Bioshock Infinite (Alternate Cover) (PS3/360/PC, 2013)
I’m not alone in thinking that Bioshock Infinite’s default box art is outright terrible. Dull, uninventive, and as far from the tone of the actual game as you can get, it is fortunately redeemed by the various alternate covers available on different platforms. Boy, are they something. Bioshock Infinite’s reversed covers echo the style of old literature prints, and perfectly embody what the game is really about. Beyond the agonizing “action hero” Booker lies a mysterious world tinged with American and full of mechanical monstrosities. These are covers you’d expect to see on fairy tale collections.
The Last of Us (PS3, 2013)
Naughty Dog’s survival opus The Last of Us struck an emotional chord with many gamers. Despite controversial opinions on her personality, Ellie wasn’t just Joel’s sidekick, she was his co-star. Her importance to The Last of Us is immeasurable, which is why Naughty Dog defied convention and focused the game’s cover on her rather than Joel. For most games this would be marketing suicide, but Naughty Dog were confident enough in their game not to lie about its character dynamic, and the gamble paid off. Ellie has become one of Naughty Dog’s most beloved characters, a status only improved by her starring role in Left Behind.
Metal Gear Rising: Revengeance (PS3/360, 2013)
Metal Gear Rising: Revengeance is a stylized ballet of intense action and nail-bitingly close combat. Raiden’s cybernetically-enhanced skill lets him slice and dice with fine precision, and that ability is the focus of this striking cover. Peering through the sliced husk of an enemy, you see Raiden’s glowing red eye burning with fierce intensity. In a single frame we see the dichotomy that makes Metal Gear Rising so compelling: furious action executed with tight precision. Doesn’t hurt that the art itself is so different from the up-close scowls Metal Gear has given us for decades.
LIMBO (XBLA, 2010)

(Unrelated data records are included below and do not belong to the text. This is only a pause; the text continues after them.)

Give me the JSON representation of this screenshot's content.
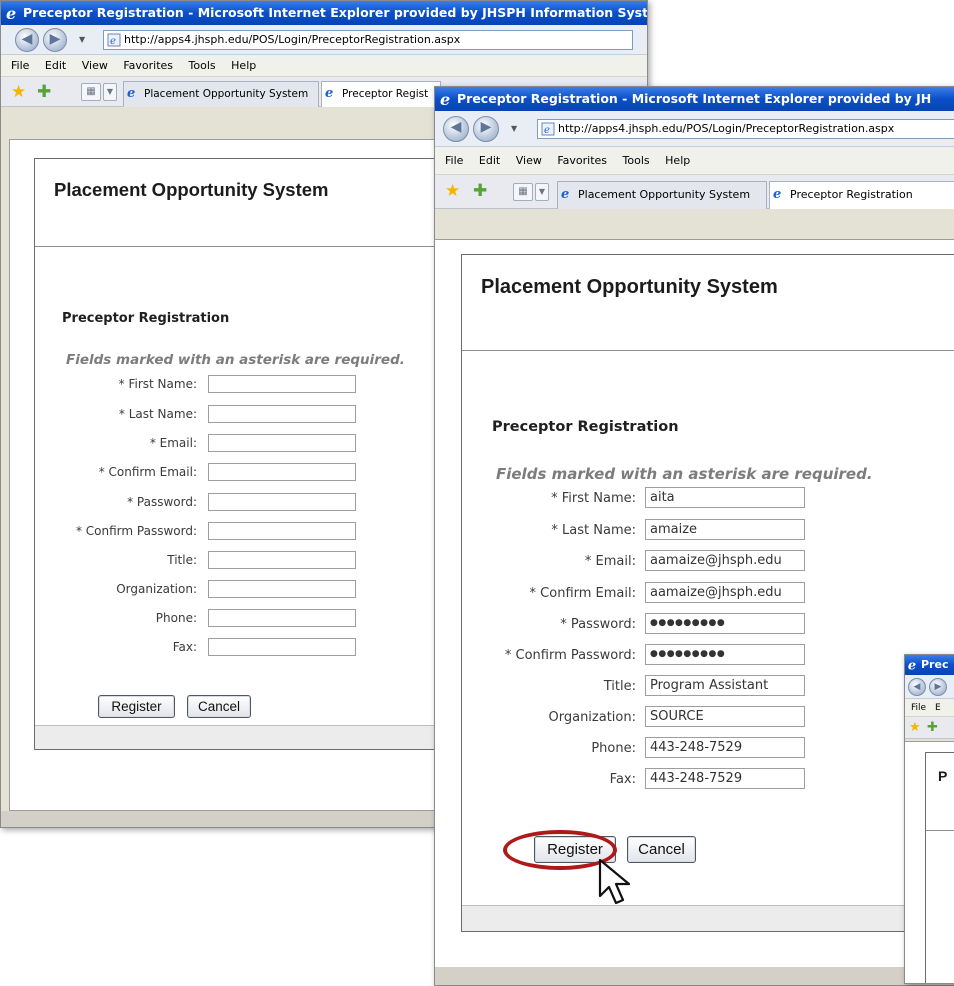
{
  "ie_title": "Preceptor Registration - Microsoft Internet Explorer provided by JHSPH Information Systems",
  "ie_title_cut2": "Preceptor Registration - Microsoft Internet Explorer provided by JH",
  "ie_title_cut3": "Prec",
  "address": "http://apps4.jhsph.edu/POS/Login/PreceptorRegistration.aspx",
  "menu": {
    "file": "File",
    "edit": "Edit",
    "view": "View",
    "favorites": "Favorites",
    "tools": "Tools",
    "help": "Help",
    "edit_cut": "E"
  },
  "tabs": {
    "placement": "Placement Opportunity System",
    "preceptor": "Preceptor Registration",
    "preceptor_cut": "Preceptor Regist"
  },
  "app_title": "Placement Opportunity System",
  "app_title_cut": "P",
  "page_heading": "Preceptor Registration",
  "required_note": "Fields marked with an asterisk are required.",
  "fields": {
    "first_name": {
      "label": "* First Name:",
      "value": "aita"
    },
    "last_name": {
      "label": "* Last Name:",
      "value": "amaize"
    },
    "email": {
      "label": "* Email:",
      "value": "aamaize@jhsph.edu"
    },
    "confirm_email": {
      "label": "* Confirm Email:",
      "value": "aamaize@jhsph.edu"
    },
    "password": {
      "label": "* Password:",
      "value": "●●●●●●●●●"
    },
    "confirm_password": {
      "label": "* Confirm Password:",
      "value": "●●●●●●●●●"
    },
    "title": {
      "label": "Title:",
      "value": "Program Assistant"
    },
    "organization": {
      "label": "Organization:",
      "value": "SOURCE"
    },
    "phone": {
      "label": "Phone:",
      "value": "443-248-7529"
    },
    "fax": {
      "label": "Fax:",
      "value": "443-248-7529"
    }
  },
  "buttons": {
    "register": "Register",
    "cancel": "Cancel"
  },
  "colors": {
    "titlebar": "#0a4fc9",
    "highlight_ring": "#b01919"
  },
  "icons": [
    "ie-icon",
    "back-icon",
    "forward-icon",
    "page-icon",
    "favorites-star-icon",
    "add-favorites-icon",
    "quick-tabs-icon",
    "cursor-icon"
  ]
}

Indie games really don’t get to use box art as much as retail titles. Without a shelf to sit on, box art isn’t as important, but PlayDead’s LIMBO manages to stand out even as a thumbnail on a digital storefront. As a boy stares eerily into the light around a tree trunk, we’re given cryptic, but enticing clues as to what exactly he sees. LIMBO’s grim atmosphere is heightened by its focus on contrast. Sinister neutral tones give the game a somber, morbid mood, and in its world bright light can feel just as eerie as pitch darkness. What lies ahead is almost certainly dreadful, but LIMBO creates an inexorable desire to move forward, and this cover doesn’t just capture that, it makes you feel it.

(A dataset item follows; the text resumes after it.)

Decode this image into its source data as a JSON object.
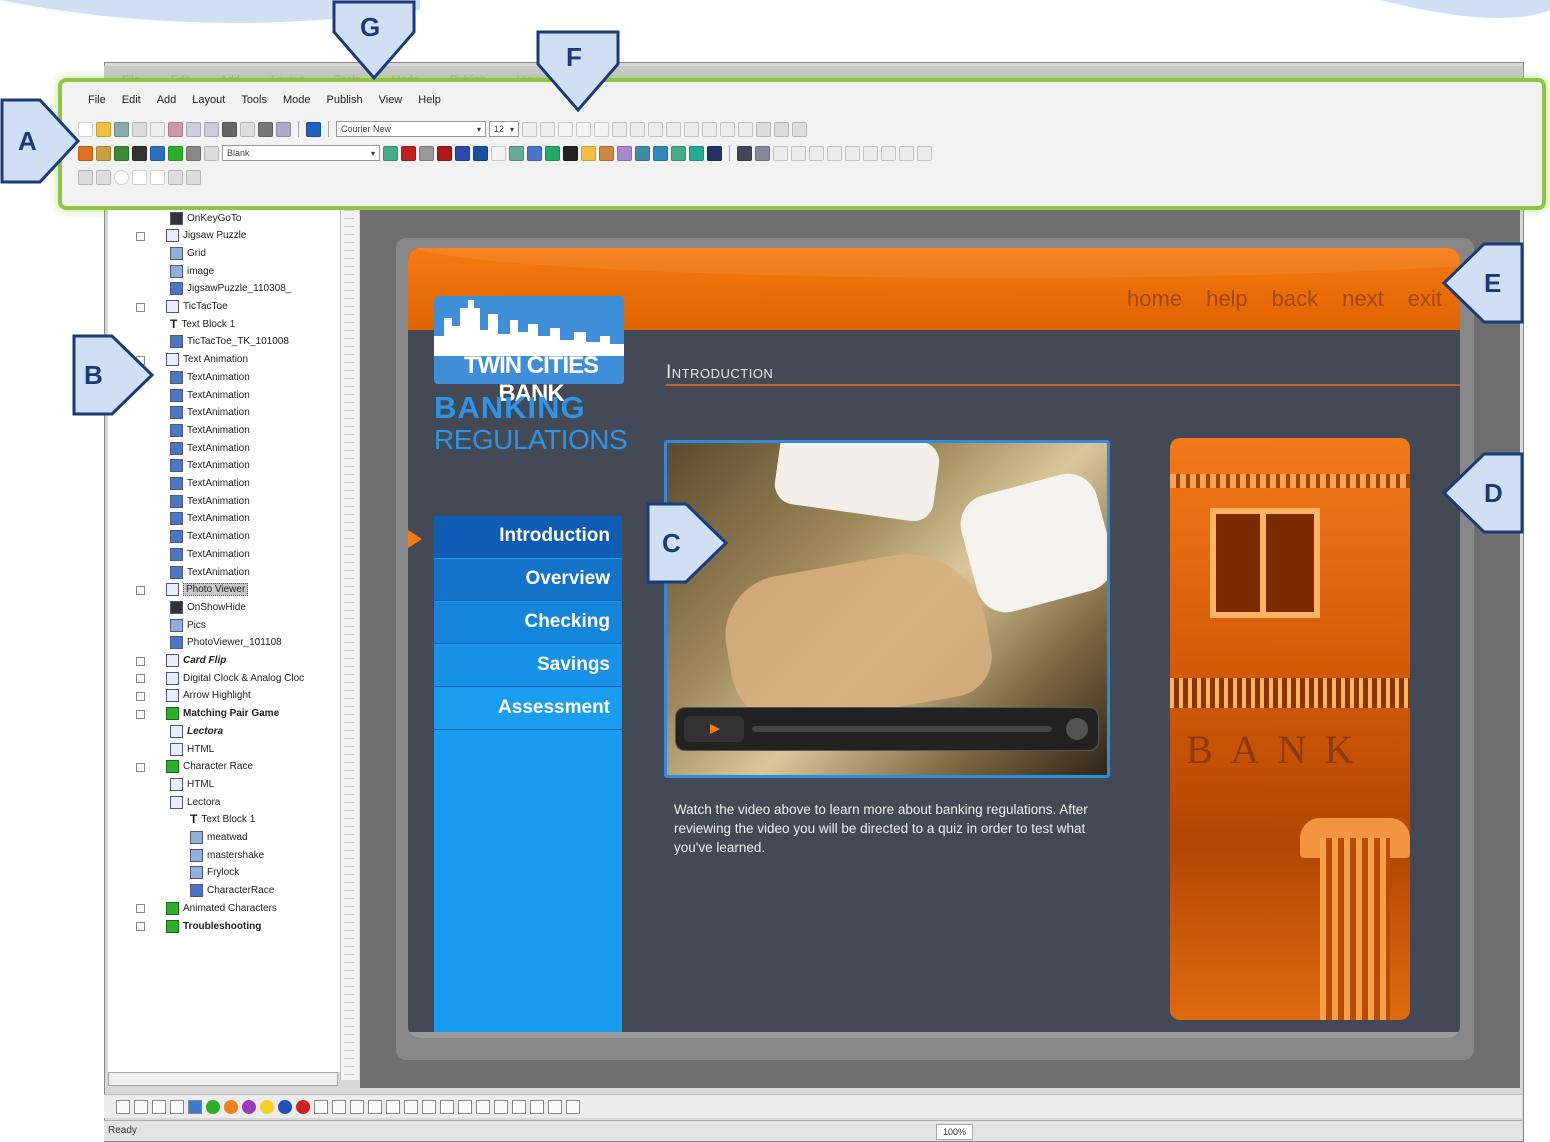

Dead Space (360/PS3/PC, 2008)
EA could’ve shown Isaac Clarke holding his plasma and staring at the camera with a horde of Necromorphs behind him and Dead Space still would have sold like gangbusters. Future Dead Space arguably took the easy way out, but the first game’s box art – a dismembered hand floating in zero gravity – is understated and evocative. Dead Space is a horror game, and it can be grotesque, but the way it really gets you scared is through solitude. No sound. No senses left but touch. Just a hand floating in nothingness. This single image gives you a glimpse into the silent emptiness of space, and it is chilling.